A cache of nine iron beads dated from about 3,300 BC - the oldest known iron artifacts from Egypt - were long a mystery to archaeologists, who wondered how the ancient people crafted the beads thousands of years prior to the introduction of iron smelting in the region.
The beads were first discovered in 1911 in a cemetery at Gerzeh about 44 miles (70km) south of Cairo, and since their discovery, their origin has been a matter of debate among archaeologists, some of whom argued that the beads had a low nickel content (not characteristic of a meteorite). Others insisted the beads had high nickel content, which is a signature of iron meteorites.

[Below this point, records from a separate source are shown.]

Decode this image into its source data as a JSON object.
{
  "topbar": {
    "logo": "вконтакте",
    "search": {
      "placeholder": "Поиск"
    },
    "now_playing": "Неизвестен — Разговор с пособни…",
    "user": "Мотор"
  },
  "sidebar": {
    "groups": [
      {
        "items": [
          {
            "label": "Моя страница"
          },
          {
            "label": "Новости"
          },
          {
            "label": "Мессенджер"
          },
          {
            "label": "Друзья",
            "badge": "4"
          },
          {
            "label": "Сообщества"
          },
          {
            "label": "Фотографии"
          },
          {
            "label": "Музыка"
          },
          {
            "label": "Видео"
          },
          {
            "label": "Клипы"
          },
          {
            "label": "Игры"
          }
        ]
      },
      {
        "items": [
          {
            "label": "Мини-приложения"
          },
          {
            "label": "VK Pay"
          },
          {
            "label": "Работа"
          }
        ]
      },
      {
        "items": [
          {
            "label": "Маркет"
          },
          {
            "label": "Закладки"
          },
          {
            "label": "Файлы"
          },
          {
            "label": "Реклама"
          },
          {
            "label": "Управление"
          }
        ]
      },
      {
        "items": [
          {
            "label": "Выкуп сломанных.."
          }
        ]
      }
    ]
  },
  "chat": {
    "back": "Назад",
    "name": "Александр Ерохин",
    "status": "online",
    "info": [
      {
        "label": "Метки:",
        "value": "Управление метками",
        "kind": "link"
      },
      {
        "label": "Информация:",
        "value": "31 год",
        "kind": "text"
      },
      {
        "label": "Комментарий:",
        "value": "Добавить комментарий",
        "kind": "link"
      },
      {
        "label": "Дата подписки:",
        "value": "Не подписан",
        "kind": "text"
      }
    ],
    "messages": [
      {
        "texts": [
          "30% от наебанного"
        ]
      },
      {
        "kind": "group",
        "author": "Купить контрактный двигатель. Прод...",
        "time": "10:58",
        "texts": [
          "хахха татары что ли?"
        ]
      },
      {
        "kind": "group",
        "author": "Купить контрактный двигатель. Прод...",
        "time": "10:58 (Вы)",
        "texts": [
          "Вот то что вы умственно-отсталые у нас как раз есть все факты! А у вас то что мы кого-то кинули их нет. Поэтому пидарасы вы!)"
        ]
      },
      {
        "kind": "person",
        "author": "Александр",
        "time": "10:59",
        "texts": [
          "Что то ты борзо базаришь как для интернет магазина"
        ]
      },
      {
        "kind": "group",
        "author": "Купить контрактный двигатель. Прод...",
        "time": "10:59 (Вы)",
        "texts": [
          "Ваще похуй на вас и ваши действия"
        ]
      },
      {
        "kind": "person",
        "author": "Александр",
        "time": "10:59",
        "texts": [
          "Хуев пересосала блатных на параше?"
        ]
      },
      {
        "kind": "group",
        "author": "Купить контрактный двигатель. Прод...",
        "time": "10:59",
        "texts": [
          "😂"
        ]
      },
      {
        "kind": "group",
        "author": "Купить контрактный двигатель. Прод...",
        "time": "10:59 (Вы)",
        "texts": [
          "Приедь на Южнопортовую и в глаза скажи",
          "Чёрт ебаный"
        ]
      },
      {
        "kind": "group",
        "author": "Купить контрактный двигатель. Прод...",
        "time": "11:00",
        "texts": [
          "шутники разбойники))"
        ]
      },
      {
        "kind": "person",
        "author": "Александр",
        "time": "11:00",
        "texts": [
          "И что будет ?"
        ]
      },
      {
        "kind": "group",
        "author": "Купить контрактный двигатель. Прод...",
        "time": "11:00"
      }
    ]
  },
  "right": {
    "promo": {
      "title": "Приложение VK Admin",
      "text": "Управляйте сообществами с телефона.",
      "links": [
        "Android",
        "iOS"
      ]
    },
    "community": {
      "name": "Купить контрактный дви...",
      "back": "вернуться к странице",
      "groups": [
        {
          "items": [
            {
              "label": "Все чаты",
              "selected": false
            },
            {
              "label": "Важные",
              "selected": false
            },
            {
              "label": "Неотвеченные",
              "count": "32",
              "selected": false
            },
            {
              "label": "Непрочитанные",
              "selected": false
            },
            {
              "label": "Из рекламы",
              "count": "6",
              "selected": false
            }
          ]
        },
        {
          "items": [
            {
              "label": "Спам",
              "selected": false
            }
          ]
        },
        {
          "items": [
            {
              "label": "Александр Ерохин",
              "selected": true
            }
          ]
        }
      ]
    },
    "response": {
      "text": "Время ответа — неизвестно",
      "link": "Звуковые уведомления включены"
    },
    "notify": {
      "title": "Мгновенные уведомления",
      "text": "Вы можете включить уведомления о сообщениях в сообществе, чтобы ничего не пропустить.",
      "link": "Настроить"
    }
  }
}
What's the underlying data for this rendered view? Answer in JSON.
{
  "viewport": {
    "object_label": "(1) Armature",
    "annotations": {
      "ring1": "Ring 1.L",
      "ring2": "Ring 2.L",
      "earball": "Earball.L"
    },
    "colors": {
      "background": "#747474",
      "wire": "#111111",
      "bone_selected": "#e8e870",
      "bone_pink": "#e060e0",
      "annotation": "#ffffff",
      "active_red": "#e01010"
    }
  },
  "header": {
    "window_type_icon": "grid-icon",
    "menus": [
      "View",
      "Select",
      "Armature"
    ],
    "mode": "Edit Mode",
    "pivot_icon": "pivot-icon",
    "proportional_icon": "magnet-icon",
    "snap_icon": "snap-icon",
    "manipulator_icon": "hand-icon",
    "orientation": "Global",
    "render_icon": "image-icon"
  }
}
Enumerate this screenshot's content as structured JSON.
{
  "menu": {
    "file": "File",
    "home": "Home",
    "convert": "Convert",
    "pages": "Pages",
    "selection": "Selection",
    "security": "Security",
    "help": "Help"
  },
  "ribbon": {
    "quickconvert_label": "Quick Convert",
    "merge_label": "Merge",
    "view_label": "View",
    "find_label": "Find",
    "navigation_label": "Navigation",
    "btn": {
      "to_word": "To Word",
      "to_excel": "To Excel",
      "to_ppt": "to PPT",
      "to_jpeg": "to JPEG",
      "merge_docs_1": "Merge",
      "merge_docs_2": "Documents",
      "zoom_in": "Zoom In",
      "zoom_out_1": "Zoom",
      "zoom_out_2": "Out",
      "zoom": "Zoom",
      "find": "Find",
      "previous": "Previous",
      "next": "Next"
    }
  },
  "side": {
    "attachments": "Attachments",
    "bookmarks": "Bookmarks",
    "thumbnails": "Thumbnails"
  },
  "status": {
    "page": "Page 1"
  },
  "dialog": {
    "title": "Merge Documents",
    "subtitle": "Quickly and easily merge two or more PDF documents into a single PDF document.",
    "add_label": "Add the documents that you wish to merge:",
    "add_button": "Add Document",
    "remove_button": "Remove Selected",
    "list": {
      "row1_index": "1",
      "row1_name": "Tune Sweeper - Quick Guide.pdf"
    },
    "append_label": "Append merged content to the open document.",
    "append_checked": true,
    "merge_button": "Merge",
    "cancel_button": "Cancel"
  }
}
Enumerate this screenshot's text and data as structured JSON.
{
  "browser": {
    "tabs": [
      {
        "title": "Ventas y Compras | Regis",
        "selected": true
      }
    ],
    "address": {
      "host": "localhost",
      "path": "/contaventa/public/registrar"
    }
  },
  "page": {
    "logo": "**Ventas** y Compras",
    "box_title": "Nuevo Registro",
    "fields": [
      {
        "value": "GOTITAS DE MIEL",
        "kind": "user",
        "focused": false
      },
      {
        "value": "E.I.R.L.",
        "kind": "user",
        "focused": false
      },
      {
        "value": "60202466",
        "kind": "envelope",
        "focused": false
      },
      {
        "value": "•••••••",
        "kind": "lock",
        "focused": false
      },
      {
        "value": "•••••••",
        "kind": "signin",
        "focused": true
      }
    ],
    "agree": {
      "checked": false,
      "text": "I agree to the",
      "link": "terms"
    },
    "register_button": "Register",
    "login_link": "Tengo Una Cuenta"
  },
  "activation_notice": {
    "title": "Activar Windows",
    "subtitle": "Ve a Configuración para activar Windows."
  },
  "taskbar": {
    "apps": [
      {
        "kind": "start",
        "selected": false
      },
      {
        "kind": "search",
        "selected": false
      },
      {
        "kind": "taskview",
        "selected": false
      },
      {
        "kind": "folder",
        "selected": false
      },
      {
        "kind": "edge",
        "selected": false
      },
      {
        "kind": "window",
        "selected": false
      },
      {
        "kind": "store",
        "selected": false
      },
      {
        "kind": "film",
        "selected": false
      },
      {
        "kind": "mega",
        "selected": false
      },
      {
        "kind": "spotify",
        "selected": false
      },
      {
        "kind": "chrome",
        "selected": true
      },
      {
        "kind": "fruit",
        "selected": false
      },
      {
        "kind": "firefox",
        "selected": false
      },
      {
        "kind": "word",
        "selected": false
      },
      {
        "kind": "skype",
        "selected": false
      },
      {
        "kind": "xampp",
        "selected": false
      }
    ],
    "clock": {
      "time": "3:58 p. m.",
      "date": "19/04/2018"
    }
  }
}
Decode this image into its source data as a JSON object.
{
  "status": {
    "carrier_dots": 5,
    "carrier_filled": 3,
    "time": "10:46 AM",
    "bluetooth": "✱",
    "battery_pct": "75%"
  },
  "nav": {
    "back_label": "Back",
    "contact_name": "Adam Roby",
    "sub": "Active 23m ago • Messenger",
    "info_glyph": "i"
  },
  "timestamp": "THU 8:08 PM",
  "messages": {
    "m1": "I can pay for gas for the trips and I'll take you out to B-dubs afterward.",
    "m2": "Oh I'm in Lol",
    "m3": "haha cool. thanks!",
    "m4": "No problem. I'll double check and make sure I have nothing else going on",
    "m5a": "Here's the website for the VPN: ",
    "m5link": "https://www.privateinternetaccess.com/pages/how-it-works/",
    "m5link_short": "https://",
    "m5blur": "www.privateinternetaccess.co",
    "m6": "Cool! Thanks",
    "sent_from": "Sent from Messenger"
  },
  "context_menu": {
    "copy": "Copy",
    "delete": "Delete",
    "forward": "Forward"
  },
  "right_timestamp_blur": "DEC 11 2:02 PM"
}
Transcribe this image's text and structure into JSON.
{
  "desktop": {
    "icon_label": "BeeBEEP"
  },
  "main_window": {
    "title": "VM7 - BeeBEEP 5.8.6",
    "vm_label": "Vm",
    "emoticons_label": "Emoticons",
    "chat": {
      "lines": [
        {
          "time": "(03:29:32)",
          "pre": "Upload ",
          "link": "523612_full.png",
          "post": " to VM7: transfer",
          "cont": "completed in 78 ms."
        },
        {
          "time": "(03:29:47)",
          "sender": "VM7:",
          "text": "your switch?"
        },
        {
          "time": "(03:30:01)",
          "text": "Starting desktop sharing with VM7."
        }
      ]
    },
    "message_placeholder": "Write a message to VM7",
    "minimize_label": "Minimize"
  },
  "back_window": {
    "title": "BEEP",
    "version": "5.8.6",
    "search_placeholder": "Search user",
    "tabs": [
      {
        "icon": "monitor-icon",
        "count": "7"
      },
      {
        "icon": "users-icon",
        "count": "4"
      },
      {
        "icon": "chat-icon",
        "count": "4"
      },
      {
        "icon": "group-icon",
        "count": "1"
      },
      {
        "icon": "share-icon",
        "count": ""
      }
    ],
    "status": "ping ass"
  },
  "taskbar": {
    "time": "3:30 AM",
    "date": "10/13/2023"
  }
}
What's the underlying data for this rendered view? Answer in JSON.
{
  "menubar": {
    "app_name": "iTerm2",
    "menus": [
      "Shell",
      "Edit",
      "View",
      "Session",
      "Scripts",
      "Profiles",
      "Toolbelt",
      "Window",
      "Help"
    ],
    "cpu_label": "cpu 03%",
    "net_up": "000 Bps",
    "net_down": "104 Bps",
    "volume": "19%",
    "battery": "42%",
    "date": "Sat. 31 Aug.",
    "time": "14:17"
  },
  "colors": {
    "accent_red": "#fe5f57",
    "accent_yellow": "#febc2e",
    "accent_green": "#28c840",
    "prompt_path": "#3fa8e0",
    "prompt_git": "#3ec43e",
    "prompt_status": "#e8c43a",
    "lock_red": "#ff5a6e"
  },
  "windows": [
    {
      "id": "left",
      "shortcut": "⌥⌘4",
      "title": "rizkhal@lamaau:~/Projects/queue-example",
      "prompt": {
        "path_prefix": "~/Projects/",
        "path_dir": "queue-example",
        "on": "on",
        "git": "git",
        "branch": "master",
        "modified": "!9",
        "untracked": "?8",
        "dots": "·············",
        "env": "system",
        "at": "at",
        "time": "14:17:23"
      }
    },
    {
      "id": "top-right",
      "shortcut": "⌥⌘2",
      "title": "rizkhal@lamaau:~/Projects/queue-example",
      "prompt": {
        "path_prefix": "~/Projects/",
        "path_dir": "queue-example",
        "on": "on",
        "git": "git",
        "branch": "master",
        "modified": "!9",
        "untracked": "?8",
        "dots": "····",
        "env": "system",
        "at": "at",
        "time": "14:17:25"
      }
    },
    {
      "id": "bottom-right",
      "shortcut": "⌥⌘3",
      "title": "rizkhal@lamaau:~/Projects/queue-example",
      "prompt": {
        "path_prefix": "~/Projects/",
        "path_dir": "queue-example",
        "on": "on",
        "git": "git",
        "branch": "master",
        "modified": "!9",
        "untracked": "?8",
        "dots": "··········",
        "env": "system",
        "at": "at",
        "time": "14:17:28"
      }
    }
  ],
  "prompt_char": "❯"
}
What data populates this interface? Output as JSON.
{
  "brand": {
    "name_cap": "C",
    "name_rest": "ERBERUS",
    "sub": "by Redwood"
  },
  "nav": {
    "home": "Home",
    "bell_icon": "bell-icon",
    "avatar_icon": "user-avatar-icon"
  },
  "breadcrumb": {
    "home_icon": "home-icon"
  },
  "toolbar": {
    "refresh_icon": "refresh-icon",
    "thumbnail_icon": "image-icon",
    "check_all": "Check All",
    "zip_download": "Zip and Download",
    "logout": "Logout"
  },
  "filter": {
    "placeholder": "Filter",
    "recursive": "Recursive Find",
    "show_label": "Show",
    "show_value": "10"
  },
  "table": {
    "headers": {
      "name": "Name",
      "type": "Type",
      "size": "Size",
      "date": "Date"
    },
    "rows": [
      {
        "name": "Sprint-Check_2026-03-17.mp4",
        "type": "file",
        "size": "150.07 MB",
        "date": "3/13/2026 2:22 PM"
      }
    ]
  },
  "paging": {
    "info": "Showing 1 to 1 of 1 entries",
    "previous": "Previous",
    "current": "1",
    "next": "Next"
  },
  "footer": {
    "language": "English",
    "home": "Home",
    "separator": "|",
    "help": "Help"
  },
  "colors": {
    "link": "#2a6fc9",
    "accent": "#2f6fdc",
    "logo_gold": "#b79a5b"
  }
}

By analyzing the bead with an electron microscope, scientist could peer into what meteorite scientist Diane Johnson called "little windows," portals that offered a glimpse of the bead's composition. The view offered by the electron microscope allowed Johnson and her team to conclude that the beads were as much as 30 percent nickel, which suggested the rock used to make the beads was indeed meteorite.
Further evidence that the beads were crafted from meteorite is the distinct Widmanstätten pattern, a telltale crystalline structure that is only observed in meteorites that cooled extremely slowly inside their parent asteroids as the solar system was forming, according to a report by Nature.
"Meteorites have a unique microstructural and chemical fingerprint because they cooled incredibly slowly as they travelled through space. It was really interesting to find that fingerprint turn up in Egyptian artifacts," said Philip Withers, a materials science professor at The University of Manchester, where the research on the beads was conducted.
The find also suggests the cultural significance of the beads.
"The sky was very important to the ancient Egyptians," Joyce Tyldesley, an Egyptologist at the University of Manchester, UK, and a co-author of the paper, told Nature. "Something that falls from the sky is going to be considered as a gift from the gods."
Such a gift was reserved for royalty. Prior to the introduction of iron smelting in Egypt in the 6th century, the only iron artifacts dated earlier to that were found in the tombs of high-powered Egyptians, such as the pharaoh Tutankhamun.
Johnson, the meteorite specialist, told Nature that if she could get permission to study other early Egyptian iron artifacts, she would love to find out whether they came from meteorites too.
Johnson and her colleagues' research was published in the Meteoritics and Planetary Science journal.